WHAT TO DO:
Copy every record that follows, word for word.

Web page and app entries:
------------------------------

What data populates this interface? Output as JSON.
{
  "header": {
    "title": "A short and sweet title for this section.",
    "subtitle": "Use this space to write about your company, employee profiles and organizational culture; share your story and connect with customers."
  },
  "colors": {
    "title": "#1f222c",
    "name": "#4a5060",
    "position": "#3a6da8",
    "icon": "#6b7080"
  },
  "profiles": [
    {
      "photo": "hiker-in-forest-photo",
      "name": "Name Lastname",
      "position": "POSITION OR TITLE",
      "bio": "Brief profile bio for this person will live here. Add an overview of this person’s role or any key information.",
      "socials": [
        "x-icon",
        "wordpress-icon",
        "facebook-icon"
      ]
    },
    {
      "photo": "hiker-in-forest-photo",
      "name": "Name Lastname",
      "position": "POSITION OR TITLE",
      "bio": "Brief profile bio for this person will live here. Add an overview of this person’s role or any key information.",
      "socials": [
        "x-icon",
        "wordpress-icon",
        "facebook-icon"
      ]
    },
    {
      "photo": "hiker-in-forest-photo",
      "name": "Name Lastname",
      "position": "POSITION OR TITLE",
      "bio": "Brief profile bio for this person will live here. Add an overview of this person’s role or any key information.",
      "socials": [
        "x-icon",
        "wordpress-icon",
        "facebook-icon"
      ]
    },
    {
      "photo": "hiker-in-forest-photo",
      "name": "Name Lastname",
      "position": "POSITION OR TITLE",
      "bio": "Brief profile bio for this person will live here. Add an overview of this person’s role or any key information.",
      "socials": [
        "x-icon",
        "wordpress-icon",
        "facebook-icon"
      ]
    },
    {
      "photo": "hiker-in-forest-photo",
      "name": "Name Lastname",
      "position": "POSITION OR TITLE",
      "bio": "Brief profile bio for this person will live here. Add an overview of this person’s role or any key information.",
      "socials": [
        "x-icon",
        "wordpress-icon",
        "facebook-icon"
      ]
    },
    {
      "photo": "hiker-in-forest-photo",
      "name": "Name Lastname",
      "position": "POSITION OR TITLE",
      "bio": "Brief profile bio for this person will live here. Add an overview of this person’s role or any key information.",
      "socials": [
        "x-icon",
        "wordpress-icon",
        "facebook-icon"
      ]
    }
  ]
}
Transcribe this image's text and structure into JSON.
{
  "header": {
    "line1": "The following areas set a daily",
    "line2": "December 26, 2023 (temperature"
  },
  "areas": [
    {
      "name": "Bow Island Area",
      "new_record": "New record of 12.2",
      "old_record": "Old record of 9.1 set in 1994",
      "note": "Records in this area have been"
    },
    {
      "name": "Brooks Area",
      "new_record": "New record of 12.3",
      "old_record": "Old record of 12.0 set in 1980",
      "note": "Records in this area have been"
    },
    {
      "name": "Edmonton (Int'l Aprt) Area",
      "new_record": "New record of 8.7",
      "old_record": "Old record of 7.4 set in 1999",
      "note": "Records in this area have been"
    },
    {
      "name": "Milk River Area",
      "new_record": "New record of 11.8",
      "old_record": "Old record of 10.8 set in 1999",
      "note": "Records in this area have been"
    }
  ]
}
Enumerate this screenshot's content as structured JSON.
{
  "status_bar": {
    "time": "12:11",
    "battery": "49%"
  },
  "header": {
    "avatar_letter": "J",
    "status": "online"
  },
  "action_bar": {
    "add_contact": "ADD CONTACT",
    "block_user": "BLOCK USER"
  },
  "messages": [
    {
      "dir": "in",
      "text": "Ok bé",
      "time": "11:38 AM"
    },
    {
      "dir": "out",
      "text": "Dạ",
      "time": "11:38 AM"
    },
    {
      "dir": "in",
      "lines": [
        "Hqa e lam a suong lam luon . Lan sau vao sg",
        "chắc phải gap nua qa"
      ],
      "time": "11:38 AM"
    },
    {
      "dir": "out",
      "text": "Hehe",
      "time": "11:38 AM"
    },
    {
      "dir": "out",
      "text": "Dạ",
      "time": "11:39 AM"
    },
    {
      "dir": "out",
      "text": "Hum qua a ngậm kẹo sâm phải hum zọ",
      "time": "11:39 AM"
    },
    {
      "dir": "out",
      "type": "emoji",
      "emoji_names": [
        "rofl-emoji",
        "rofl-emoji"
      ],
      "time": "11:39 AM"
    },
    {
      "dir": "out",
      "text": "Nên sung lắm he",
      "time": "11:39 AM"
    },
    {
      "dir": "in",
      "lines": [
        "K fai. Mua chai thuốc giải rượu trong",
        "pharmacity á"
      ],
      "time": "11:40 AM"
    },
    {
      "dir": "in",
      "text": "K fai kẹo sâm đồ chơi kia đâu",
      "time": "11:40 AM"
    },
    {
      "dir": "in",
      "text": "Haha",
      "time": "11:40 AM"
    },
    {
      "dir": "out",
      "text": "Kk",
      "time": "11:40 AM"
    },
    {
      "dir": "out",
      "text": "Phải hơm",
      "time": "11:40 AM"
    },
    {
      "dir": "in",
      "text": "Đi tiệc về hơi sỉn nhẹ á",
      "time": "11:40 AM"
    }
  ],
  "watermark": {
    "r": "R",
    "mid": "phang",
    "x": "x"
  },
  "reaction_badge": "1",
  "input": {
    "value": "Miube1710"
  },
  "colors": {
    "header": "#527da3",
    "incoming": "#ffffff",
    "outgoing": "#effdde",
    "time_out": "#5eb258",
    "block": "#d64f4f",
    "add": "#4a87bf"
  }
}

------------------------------

EXERCISE SOLUTION:
What data populates this interface? Output as JSON.
{
  "header": {
    "title": "A short and sweet title for this section.",
    "subtitle": "Use this space to write about your company, employee profiles and organizational culture; share your story and connect with customers."
  },
  "colors": {
    "title": "#1f222c",
    "name": "#4a5060",
    "position": "#3a6da8",
    "icon": "#6b7080"
  },
  "profiles": [
    {
      "photo": "hiker-in-forest-photo",
      "name": "Name Lastname",
      "position": "POSITION OR TITLE",
      "bio": "Brief profile bio for this person will live here. Add an overview of this person’s role or any key information.",
      "socials": [
        "x-icon",
        "wordpress-icon",
        "facebook-icon"
      ]
    },
    {
      "photo": "hiker-in-forest-photo",
      "name": "Name Lastname",
      "position": "POSITION OR TITLE",
      "bio": "Brief profile bio for this person will live here. Add an overview of this person’s role or any key information.",
      "socials": [
        "x-icon",
        "wordpress-icon",
        "facebook-icon"
      ]
    },
    {
      "photo": "hiker-in-forest-photo",
      "name": "Name Lastname",
      "position": "POSITION OR TITLE",
      "bio": "Brief profile bio for this person will live here. Add an overview of this person’s role or any key information.",
      "socials": [
        "x-icon",
        "wordpress-icon",
        "facebook-icon"
      ]
    },
    {
      "photo": "hiker-in-forest-photo",
      "name": "Name Lastname",
      "position": "POSITION OR TITLE",
      "bio": "Brief profile bio for this person will live here. Add an overview of this person’s role or any key information.",
      "socials": [
        "x-icon",
        "wordpress-icon",
        "facebook-icon"
      ]
    },
    {
      "photo": "hiker-in-forest-photo",
      "name": "Name Lastname",
      "position": "POSITION OR TITLE",
      "bio": "Brief profile bio for this person will live here. Add an overview of this person’s role or any key information.",
      "socials": [
        "x-icon",
        "wordpress-icon",
        "facebook-icon"
      ]
    },
    {
      "photo": "hiker-in-forest-photo",
      "name": "Name Lastname",
      "position": "POSITION OR TITLE",
      "bio": "Brief profile bio for this person will live here. Add an overview of this person’s role or any key information.",
      "socials": [
        "x-icon",
        "wordpress-icon",
        "facebook-icon"
      ]
    }
  ]
}
Transcribe this image's text and structure into JSON.
{
  "header": {
    "line1": "The following areas set a daily",
    "line2": "December 26, 2023 (temperature"
  },
  "areas": [
    {
      "name": "Bow Island Area",
      "new_record": "New record of 12.2",
      "old_record": "Old record of 9.1 set in 1994",
      "note": "Records in this area have been"
    },
    {
      "name": "Brooks Area",
      "new_record": "New record of 12.3",
      "old_record": "Old record of 12.0 set in 1980",
      "note": "Records in this area have been"
    },
    {
      "name": "Edmonton (Int'l Aprt) Area",
      "new_record": "New record of 8.7",
      "old_record": "Old record of 7.4 set in 1999",
      "note": "Records in this area have been"
    },
    {
      "name": "Milk River Area",
      "new_record": "New record of 11.8",
      "old_record": "Old record of 10.8 set in 1999",
      "note": "Records in this area have been"
    }
  ]
}
Enumerate this screenshot's content as structured JSON.
{
  "status_bar": {
    "time": "12:11",
    "battery": "49%"
  },
  "header": {
    "avatar_letter": "J",
    "status": "online"
  },
  "action_bar": {
    "add_contact": "ADD CONTACT",
    "block_user": "BLOCK USER"
  },
  "messages": [
    {
      "dir": "in",
      "text": "Ok bé",
      "time": "11:38 AM"
    },
    {
      "dir": "out",
      "text": "Dạ",
      "time": "11:38 AM"
    },
    {
      "dir": "in",
      "lines": [
        "Hqa e lam a suong lam luon . Lan sau vao sg",
        "chắc phải gap nua qa"
      ],
      "time": "11:38 AM"
    },
    {
      "dir": "out",
      "text": "Hehe",
      "time": "11:38 AM"
    },
    {
      "dir": "out",
      "text": "Dạ",
      "time": "11:39 AM"
    },
    {
      "dir": "out",
      "text": "Hum qua a ngậm kẹo sâm phải hum zọ",
      "time": "11:39 AM"
    },
    {
      "dir": "out",
      "type": "emoji",
      "emoji_names": [
        "rofl-emoji",
        "rofl-emoji"
      ],
      "time": "11:39 AM"
    },
    {
      "dir": "out",
      "text": "Nên sung lắm he",
      "time": "11:39 AM"
    },
    {
      "dir": "in",
      "lines": [
        "K fai. Mua chai thuốc giải rượu trong",
        "pharmacity á"
      ],
      "time": "11:40 AM"
    },
    {
      "dir": "in",
      "text": "K fai kẹo sâm đồ chơi kia đâu",
      "time": "11:40 AM"
    },
    {
      "dir": "in",
      "text": "Haha",
      "time": "11:40 AM"
    },
    {
      "dir": "out",
      "text": "Kk",
      "time": "11:40 AM"
    },
    {
      "dir": "out",
      "text": "Phải hơm",
      "time": "11:40 AM"
    },
    {
      "dir": "in",
      "text": "Đi tiệc về hơi sỉn nhẹ á",
      "time": "11:40 AM"
    }
  ],
  "watermark": {
    "r": "R",
    "mid": "phang",
    "x": "x"
  },
  "reaction_badge": "1",
  "input": {
    "value": "Miube1710"
  },
  "colors": {
    "header": "#527da3",
    "incoming": "#ffffff",
    "outgoing": "#effdde",
    "time_out": "#5eb258",
    "block": "#d64f4f",
    "add": "#4a87bf"
  }
}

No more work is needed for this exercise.